**Input for this task:**
******************************
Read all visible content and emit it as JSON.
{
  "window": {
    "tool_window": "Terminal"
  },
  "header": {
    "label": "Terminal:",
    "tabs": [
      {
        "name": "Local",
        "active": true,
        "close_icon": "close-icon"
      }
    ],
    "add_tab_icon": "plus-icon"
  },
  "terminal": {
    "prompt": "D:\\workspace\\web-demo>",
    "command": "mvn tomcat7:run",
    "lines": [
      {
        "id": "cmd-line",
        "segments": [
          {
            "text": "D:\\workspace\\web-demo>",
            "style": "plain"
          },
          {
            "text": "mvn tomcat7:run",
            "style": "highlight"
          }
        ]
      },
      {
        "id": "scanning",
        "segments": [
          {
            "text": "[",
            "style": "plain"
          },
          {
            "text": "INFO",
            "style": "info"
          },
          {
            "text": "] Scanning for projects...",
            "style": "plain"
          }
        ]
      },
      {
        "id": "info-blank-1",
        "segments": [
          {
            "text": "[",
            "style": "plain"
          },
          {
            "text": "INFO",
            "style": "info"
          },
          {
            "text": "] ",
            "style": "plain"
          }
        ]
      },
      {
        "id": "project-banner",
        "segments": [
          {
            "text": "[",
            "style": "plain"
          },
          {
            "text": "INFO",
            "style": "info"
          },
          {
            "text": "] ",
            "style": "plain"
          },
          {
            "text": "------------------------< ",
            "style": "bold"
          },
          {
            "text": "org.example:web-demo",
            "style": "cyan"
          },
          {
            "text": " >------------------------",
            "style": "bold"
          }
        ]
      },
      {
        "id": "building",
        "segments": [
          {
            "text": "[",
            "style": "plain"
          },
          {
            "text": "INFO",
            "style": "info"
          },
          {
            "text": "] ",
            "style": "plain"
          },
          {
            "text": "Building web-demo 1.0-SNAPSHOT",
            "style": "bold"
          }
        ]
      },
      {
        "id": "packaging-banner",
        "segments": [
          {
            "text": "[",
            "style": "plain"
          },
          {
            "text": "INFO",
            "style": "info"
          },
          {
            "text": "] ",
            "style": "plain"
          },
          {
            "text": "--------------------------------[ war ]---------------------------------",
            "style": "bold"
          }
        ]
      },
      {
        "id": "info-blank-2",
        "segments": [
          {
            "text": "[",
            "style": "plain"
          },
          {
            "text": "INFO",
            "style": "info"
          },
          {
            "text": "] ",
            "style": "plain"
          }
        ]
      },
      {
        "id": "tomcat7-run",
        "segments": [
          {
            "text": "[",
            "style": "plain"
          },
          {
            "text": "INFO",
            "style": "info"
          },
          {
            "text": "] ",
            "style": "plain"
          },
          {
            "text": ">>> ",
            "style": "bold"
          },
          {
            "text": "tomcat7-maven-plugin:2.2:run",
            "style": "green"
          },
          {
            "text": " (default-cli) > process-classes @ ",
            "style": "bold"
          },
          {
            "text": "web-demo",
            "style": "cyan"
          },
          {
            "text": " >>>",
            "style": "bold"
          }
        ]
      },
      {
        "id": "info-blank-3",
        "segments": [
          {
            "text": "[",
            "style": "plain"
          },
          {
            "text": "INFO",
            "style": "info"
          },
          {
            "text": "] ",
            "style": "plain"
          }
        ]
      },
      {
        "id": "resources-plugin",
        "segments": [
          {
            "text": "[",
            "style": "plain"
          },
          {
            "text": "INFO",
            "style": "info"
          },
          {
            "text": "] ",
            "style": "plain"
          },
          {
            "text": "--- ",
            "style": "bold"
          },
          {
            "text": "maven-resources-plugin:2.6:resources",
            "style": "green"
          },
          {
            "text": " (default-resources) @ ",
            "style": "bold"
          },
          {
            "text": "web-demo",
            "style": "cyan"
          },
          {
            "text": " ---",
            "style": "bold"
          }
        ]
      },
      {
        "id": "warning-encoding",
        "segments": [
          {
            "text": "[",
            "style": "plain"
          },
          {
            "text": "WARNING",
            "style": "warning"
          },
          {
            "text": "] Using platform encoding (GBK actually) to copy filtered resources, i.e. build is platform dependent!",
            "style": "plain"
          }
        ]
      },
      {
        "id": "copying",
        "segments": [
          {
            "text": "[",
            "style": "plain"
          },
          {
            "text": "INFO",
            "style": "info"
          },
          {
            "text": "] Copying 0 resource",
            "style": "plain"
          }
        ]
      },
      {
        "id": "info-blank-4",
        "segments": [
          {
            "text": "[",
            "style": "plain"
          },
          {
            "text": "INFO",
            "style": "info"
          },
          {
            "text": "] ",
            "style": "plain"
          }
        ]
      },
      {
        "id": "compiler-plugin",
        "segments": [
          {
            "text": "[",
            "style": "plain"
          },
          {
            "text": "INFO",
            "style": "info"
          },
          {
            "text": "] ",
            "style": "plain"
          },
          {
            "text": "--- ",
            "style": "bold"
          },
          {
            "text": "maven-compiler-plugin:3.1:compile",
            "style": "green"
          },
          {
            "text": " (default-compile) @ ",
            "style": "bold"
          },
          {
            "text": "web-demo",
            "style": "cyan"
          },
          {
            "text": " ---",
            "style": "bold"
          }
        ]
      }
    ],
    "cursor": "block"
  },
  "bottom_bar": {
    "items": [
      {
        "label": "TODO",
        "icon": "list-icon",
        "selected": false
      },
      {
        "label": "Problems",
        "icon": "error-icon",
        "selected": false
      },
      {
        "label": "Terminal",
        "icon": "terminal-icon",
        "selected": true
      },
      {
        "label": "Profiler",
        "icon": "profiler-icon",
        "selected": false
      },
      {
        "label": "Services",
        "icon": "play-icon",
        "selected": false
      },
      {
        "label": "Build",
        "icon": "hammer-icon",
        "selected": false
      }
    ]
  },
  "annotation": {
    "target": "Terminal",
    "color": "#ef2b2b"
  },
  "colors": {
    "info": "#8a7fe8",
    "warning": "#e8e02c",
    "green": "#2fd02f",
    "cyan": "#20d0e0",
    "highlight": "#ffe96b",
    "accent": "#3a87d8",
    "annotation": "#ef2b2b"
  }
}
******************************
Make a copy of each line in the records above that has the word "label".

    "label": "Terminal:",
        "label": "TODO",
        "label": "Problems",
        "label": "Terminal",
        "label": "Profiler",
        "label": "Services",
        "label": "Build",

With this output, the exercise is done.